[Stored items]
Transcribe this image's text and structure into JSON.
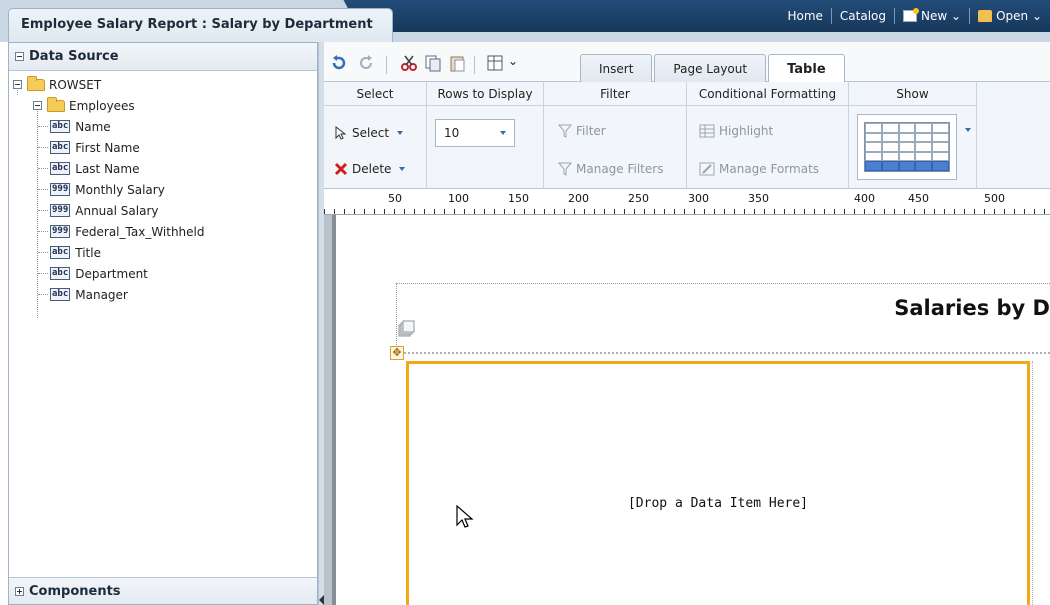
{
  "app": {
    "report_title": "Employee Salary Report : Salary by Department"
  },
  "global_nav": {
    "home": "Home",
    "catalog": "Catalog",
    "new": "New",
    "open": "Open"
  },
  "left_panel": {
    "header": "Data Source",
    "footer": "Components",
    "root": "ROWSET",
    "group": "Employees",
    "fields": [
      {
        "type": "abc",
        "label": "Name"
      },
      {
        "type": "abc",
        "label": "First Name"
      },
      {
        "type": "abc",
        "label": "Last Name"
      },
      {
        "type": "999",
        "label": "Monthly Salary"
      },
      {
        "type": "999",
        "label": "Annual Salary"
      },
      {
        "type": "999",
        "label": "Federal_Tax_Withheld"
      },
      {
        "type": "abc",
        "label": "Title"
      },
      {
        "type": "abc",
        "label": "Department"
      },
      {
        "type": "abc",
        "label": "Manager"
      }
    ]
  },
  "tabs": [
    {
      "label": "Insert",
      "active": false
    },
    {
      "label": "Page Layout",
      "active": false
    },
    {
      "label": "Table",
      "active": true
    }
  ],
  "ribbon": {
    "select": {
      "title": "Select",
      "select_label": "Select",
      "delete_label": "Delete"
    },
    "rows": {
      "title": "Rows to Display",
      "value": "10"
    },
    "filter": {
      "title": "Filter",
      "filter_label": "Filter",
      "manage_label": "Manage Filters"
    },
    "conditional": {
      "title": "Conditional Formatting",
      "highlight_label": "Highlight",
      "manage_label": "Manage Formats"
    },
    "show": {
      "title": "Show"
    }
  },
  "ruler": {
    "labels": [
      "50",
      "100",
      "150",
      "200",
      "250",
      "300",
      "350",
      "400",
      "450",
      "500"
    ]
  },
  "canvas": {
    "title": "Salaries by D",
    "drop_text": "[Drop a Data Item Here]"
  },
  "colors": {
    "nav_bg": "#1b3f66",
    "accent_orange": "#f2a818",
    "table_highlight": "#4a7fd3"
  }
}
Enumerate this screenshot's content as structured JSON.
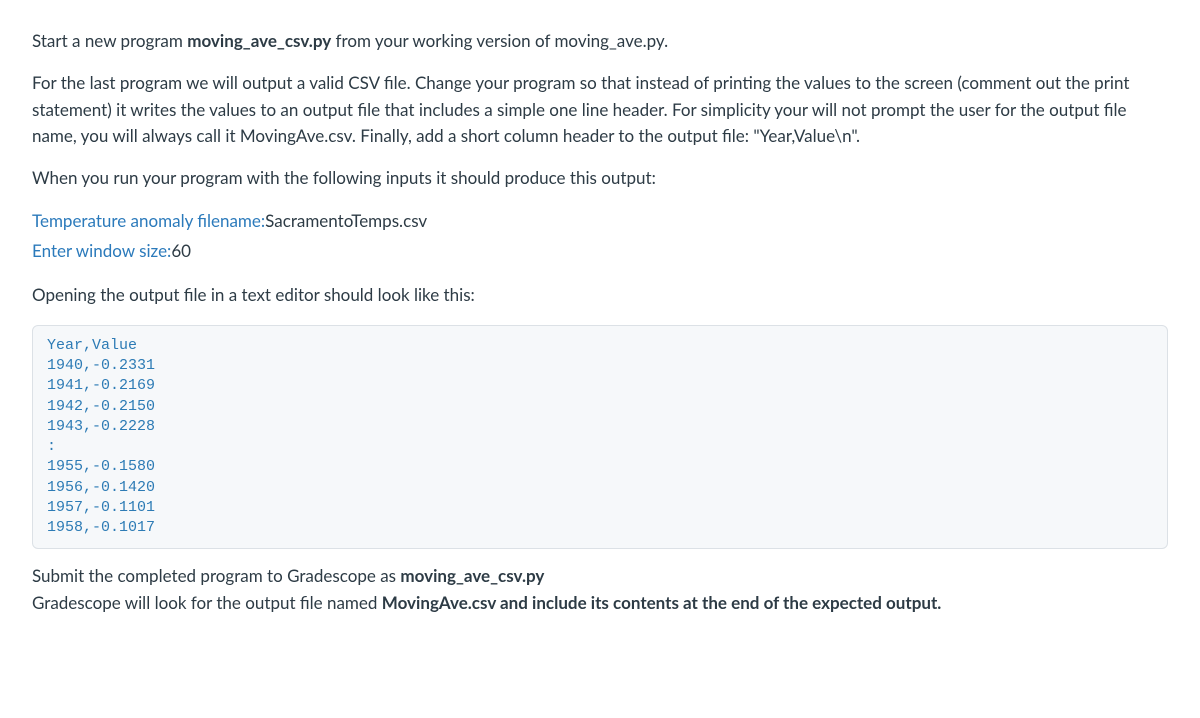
{
  "para1": {
    "pre": "Start a new program ",
    "strong1": "moving_ave_csv.py",
    "post": " from your working version of moving_ave.py."
  },
  "para2": "For the last program we will output a valid CSV file.  Change your program so that instead of printing the values to the screen (comment out the print statement) it writes the values to an output file that includes a simple one line header. For simplicity your will not prompt the user for the output file name, you will always call it MovingAve.csv. Finally, add a short column header to the output file: \"Year,Value\\n\".",
  "para3": "When you run your program with the following inputs it should produce this output:",
  "prompts": {
    "filename_label": "Temperature anomaly filename:",
    "filename_value": "SacramentoTemps.csv",
    "window_label": "Enter window size:",
    "window_value": "60"
  },
  "para4": "Opening the output  file in a text editor should look like this:",
  "code_output": "Year,Value\n1940,-0.2331\n1941,-0.2169\n1942,-0.2150\n1943,-0.2228\n:\n1955,-0.1580\n1956,-0.1420\n1957,-0.1101\n1958,-0.1017",
  "para5": {
    "line1_pre": "Submit the completed program to Gradescope as ",
    "line1_strong": "moving_ave_csv.py",
    "line2_pre": "Gradescope will look for the output file named ",
    "line2_strong": "MovingAve.csv and include its contents at the end of the expected output."
  }
}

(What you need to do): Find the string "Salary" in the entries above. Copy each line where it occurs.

(Result of the task):
    "report_title": "Employee Salary Report : Salary by Department"
        "label": "Monthly Salary"
        "label": "Annual Salary"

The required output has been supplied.